:: Material provided
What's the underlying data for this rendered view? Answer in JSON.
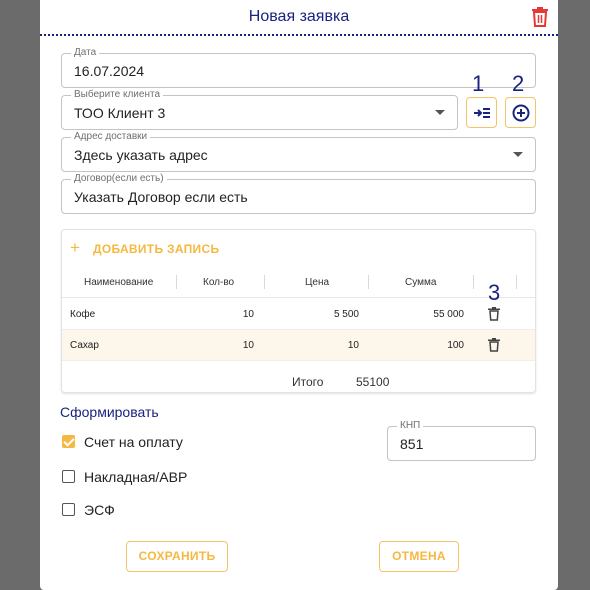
{
  "dialog": {
    "title": "Новая заявка"
  },
  "form": {
    "date": {
      "label": "Дата",
      "value": "16.07.2024"
    },
    "client": {
      "label": "Выберите клиента",
      "value": "ТОО Клиент 3"
    },
    "address": {
      "label": "Адрес доставки",
      "value": "Здесь указать адрес"
    },
    "contract": {
      "label": "Договор(если есть)",
      "value": "Указать Договор если есть"
    }
  },
  "annotations": [
    "1",
    "2",
    "3"
  ],
  "table": {
    "add_label": "ДОБАВИТЬ ЗАПИСЬ",
    "columns": [
      "Наименование",
      "Кол-во",
      "Цена",
      "Сумма"
    ],
    "rows": [
      {
        "name": "Кофе",
        "qty": "10",
        "price": "5 500",
        "sum": "55 000"
      },
      {
        "name": "Сахар",
        "qty": "10",
        "price": "10",
        "sum": "100"
      }
    ],
    "total_label": "Итого",
    "total_value": "55100"
  },
  "generate": {
    "label": "Сформировать",
    "options": [
      {
        "label": "Счет на оплату",
        "checked": true
      },
      {
        "label": "Накладная/АВР",
        "checked": false
      },
      {
        "label": "ЭСФ",
        "checked": false
      }
    ]
  },
  "knp": {
    "label": "КНП",
    "value": "851"
  },
  "actions": {
    "save": "СОХРАНИТЬ",
    "cancel": "ОТМЕНА"
  },
  "colors": {
    "accent": "#f5b841",
    "primary": "#1a237e",
    "danger": "#e53935"
  },
  "icons": {
    "delete": "trash-icon",
    "select_client": "arrow-list-icon",
    "add_client": "circle-plus-icon",
    "row_delete": "trash-icon"
  }
}
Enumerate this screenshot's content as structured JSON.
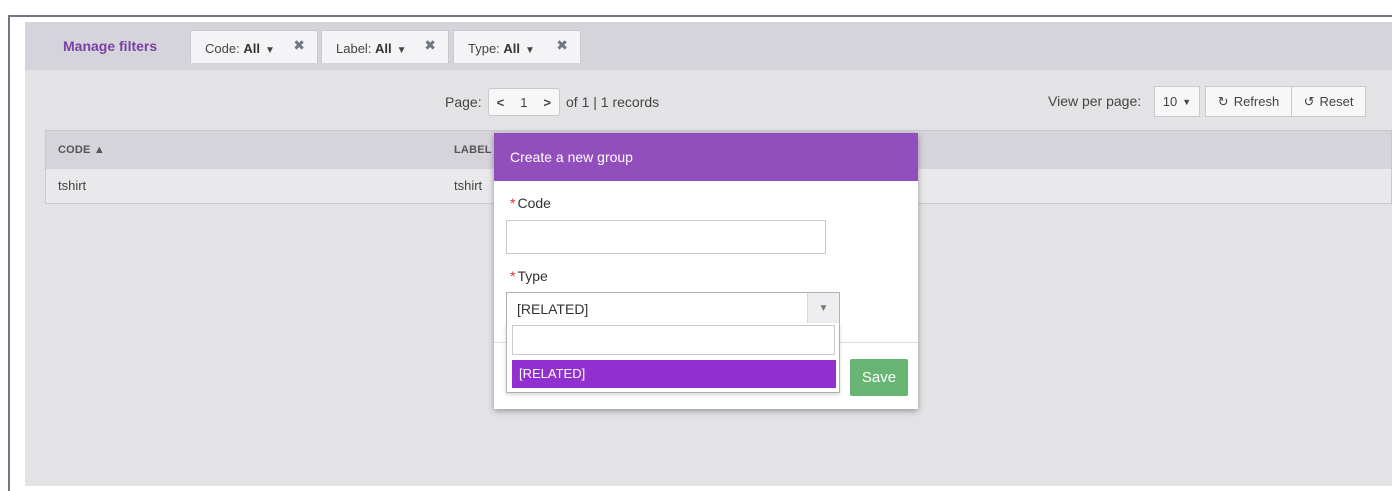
{
  "filters": {
    "manage_label": "Manage filters",
    "items": [
      {
        "label": "Code:",
        "value": "All"
      },
      {
        "label": "Label:",
        "value": "All"
      },
      {
        "label": "Type:",
        "value": "All"
      }
    ],
    "remove_glyph": "✖"
  },
  "pagination": {
    "page_label": "Page:",
    "prev": "<",
    "current": "1",
    "next": ">",
    "summary": "of 1 | 1 records"
  },
  "toolbar": {
    "view_per_page_label": "View per page:",
    "per_page_value": "10",
    "refresh_label": "Refresh",
    "reset_label": "Reset"
  },
  "grid": {
    "columns": [
      "CODE",
      "LABEL"
    ],
    "sort_indicator": "▲",
    "rows": [
      {
        "code": "tshirt",
        "label": "tshirt"
      }
    ]
  },
  "modal": {
    "title": "Create a new group",
    "code_label": "Code",
    "code_value": "",
    "type_label": "Type",
    "type_value": "[RELATED]",
    "type_search_value": "",
    "type_options": [
      "[RELATED]"
    ],
    "required_marker": "*",
    "save_label": "Save"
  },
  "colors": {
    "accent_purple": "#924ebc",
    "selected_option": "#9130cf",
    "manage_filters_text": "#7b3fa6",
    "save_green": "#67b475"
  }
}
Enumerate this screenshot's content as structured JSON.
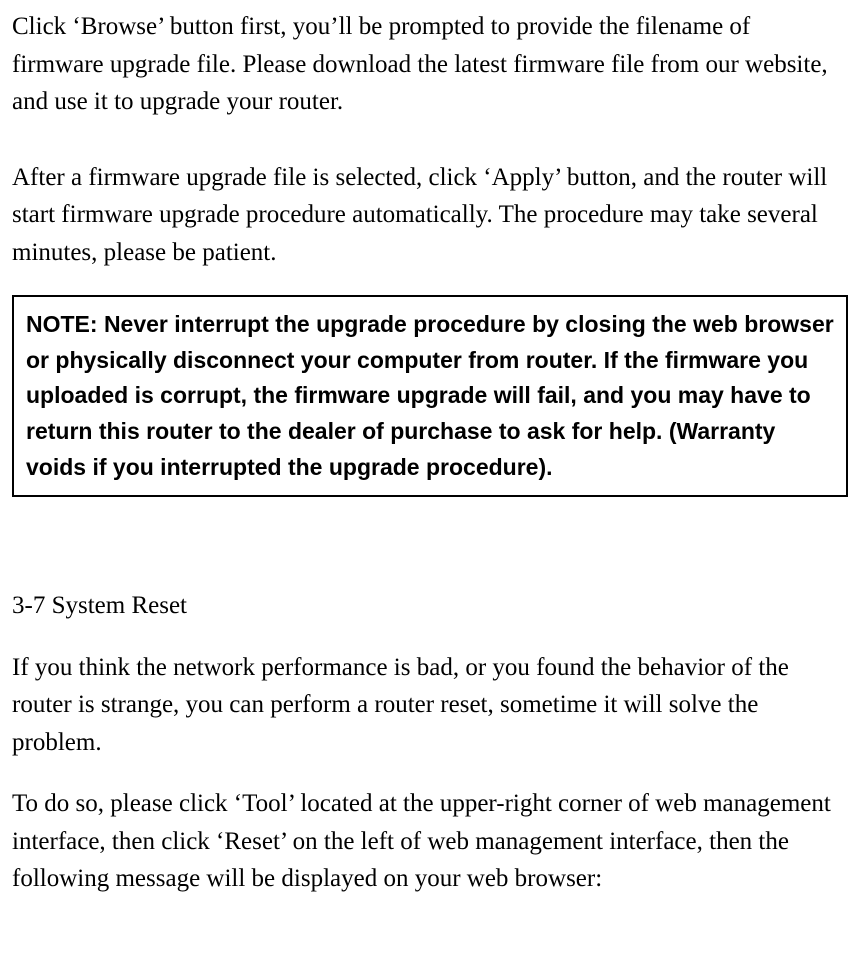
{
  "paragraphs": {
    "p1": "Click ‘Browse’ button first, you’ll be prompted to provide the filename of firmware upgrade file. Please download the latest firmware file from our website, and use it to upgrade your router.",
    "p2": "After a firmware upgrade file is selected, click ‘Apply’ button, and the router will start firmware upgrade procedure automatically. The procedure may take several minutes, please be patient.",
    "note": "NOTE: Never interrupt the upgrade procedure by closing the web browser or physically disconnect your computer from router. If the firmware you uploaded is corrupt, the firmware upgrade will fail, and you may have to return this router to the dealer of purchase to ask for help. (Warranty voids if you interrupted the upgrade procedure).",
    "heading": "3-7 System Reset",
    "p3": "If you think the network performance is bad, or you found the behavior of the router is strange, you can perform a router reset, sometime it will solve the problem.",
    "p4": "To do so, please click ‘Tool’ located at the upper-right corner of web management interface, then click ‘Reset’ on the left of web management interface, then the following message will be displayed on your web browser:"
  }
}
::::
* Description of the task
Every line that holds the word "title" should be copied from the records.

* Output for this exercise
    "title": "Новая заявка"
    "title": "Create a new group",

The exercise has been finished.